TASK ITEM | The expected output is a copy of every line in the records with the string "Days".

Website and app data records
····················
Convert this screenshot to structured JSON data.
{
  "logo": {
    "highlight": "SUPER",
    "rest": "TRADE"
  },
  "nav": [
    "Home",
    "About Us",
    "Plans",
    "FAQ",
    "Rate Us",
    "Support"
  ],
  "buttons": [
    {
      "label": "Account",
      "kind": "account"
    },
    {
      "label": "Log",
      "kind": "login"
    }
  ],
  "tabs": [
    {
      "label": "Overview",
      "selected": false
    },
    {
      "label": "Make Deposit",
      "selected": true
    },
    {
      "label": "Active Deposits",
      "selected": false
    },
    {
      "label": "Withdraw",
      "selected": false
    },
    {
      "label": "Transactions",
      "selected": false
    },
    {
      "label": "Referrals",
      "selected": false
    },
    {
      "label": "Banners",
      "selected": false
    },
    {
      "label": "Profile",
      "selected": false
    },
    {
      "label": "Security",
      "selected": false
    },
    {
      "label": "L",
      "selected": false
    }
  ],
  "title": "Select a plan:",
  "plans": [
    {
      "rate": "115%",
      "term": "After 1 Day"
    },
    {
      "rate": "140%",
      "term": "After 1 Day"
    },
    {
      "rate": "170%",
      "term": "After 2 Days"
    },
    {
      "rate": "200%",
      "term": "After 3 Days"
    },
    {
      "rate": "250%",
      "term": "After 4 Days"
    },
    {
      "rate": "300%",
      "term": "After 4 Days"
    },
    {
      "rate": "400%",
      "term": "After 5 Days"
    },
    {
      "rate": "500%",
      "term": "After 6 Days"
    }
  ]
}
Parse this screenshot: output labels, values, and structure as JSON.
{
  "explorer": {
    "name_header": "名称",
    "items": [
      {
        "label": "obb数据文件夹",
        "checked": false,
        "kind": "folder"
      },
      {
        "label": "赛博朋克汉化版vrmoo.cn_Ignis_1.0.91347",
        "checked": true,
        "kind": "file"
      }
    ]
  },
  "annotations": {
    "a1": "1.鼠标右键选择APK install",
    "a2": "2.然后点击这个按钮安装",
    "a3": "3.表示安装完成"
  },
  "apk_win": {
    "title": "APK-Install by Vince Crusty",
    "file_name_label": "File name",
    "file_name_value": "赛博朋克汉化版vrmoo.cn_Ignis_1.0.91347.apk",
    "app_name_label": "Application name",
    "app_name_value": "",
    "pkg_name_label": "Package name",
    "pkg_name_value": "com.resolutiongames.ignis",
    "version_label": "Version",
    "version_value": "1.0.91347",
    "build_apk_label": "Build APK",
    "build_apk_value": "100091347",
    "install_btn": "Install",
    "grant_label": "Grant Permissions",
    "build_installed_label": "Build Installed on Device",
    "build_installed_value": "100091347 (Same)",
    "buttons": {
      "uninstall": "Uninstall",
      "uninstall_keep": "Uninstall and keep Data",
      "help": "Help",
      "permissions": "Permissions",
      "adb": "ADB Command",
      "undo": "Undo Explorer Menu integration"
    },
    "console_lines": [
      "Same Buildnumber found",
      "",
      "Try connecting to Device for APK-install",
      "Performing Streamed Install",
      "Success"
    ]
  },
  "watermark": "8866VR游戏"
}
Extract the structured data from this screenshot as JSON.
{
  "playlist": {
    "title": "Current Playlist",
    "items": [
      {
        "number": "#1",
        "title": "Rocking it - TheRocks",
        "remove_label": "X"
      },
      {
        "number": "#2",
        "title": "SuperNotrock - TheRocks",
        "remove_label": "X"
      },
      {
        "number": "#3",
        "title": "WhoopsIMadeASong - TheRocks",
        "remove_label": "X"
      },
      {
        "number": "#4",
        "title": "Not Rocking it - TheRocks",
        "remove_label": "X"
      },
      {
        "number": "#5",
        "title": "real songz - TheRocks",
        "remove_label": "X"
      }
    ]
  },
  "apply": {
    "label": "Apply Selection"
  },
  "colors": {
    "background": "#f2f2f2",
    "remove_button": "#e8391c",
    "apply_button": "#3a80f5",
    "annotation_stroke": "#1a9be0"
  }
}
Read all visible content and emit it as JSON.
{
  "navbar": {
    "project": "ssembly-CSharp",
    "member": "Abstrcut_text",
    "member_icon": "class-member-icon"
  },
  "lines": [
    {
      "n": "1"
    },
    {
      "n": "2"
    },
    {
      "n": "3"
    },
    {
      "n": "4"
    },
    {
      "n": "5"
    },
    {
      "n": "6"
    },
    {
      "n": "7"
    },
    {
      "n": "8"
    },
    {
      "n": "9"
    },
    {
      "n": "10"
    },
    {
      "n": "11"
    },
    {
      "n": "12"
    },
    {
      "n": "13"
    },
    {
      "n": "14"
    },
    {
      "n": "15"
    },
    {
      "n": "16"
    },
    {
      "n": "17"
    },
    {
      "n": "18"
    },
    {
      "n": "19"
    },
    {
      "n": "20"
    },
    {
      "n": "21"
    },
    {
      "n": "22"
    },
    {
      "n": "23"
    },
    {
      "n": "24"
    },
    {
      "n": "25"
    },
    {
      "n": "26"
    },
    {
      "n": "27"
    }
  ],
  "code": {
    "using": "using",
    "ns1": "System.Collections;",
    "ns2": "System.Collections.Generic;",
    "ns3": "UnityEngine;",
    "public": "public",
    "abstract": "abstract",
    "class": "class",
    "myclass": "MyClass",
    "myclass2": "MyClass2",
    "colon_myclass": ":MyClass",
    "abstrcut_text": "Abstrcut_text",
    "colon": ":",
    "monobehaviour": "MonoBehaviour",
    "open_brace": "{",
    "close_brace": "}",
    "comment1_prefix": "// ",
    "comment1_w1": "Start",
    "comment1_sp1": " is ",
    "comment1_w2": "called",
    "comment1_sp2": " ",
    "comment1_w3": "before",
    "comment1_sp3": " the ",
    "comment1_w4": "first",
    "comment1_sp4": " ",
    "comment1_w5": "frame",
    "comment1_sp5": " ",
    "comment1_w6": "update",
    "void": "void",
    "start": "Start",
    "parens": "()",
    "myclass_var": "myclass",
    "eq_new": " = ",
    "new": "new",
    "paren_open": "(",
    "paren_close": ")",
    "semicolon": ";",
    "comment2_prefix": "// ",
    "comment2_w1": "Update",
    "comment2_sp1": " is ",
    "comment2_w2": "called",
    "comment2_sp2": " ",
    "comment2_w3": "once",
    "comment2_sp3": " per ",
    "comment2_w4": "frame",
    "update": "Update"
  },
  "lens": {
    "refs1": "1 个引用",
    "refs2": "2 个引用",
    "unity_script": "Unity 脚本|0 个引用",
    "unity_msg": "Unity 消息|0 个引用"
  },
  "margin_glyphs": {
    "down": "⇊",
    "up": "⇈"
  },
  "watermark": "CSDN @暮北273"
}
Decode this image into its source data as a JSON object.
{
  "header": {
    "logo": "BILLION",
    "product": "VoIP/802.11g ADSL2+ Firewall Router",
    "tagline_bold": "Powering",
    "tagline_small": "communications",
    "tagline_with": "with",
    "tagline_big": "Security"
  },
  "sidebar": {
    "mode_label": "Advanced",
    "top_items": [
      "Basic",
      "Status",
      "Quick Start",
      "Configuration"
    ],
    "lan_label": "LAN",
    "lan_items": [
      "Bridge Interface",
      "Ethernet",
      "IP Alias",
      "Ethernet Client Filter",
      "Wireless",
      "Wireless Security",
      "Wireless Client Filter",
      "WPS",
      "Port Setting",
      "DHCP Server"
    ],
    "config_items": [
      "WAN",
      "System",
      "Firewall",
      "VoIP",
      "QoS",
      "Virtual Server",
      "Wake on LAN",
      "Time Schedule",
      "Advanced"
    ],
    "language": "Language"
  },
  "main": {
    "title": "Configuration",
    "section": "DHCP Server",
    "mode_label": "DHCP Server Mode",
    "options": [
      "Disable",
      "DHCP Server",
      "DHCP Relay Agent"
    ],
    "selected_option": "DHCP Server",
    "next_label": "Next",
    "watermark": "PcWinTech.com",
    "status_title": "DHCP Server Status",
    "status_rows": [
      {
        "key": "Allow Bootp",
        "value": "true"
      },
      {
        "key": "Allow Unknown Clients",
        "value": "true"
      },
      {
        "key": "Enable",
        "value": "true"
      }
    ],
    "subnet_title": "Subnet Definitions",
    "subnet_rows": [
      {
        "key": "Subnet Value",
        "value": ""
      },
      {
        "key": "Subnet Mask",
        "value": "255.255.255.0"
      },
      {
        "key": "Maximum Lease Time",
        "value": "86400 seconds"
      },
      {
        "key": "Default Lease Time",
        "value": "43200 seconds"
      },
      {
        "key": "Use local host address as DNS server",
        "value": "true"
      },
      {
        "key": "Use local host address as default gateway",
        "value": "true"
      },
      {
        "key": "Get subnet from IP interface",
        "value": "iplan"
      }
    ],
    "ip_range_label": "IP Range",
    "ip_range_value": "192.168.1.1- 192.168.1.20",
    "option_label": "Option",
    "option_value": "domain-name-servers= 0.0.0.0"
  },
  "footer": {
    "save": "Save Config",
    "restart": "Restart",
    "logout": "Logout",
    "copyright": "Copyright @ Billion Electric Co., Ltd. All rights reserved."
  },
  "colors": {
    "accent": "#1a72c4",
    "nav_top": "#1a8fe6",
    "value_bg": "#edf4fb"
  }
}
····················
YOUR SOLUTION |
      "term": "After 2 Days"
      "term": "After 3 Days"
      "term": "After 4 Days"
      "term": "After 4 Days"
      "term": "After 5 Days"
      "term": "After 6 Days"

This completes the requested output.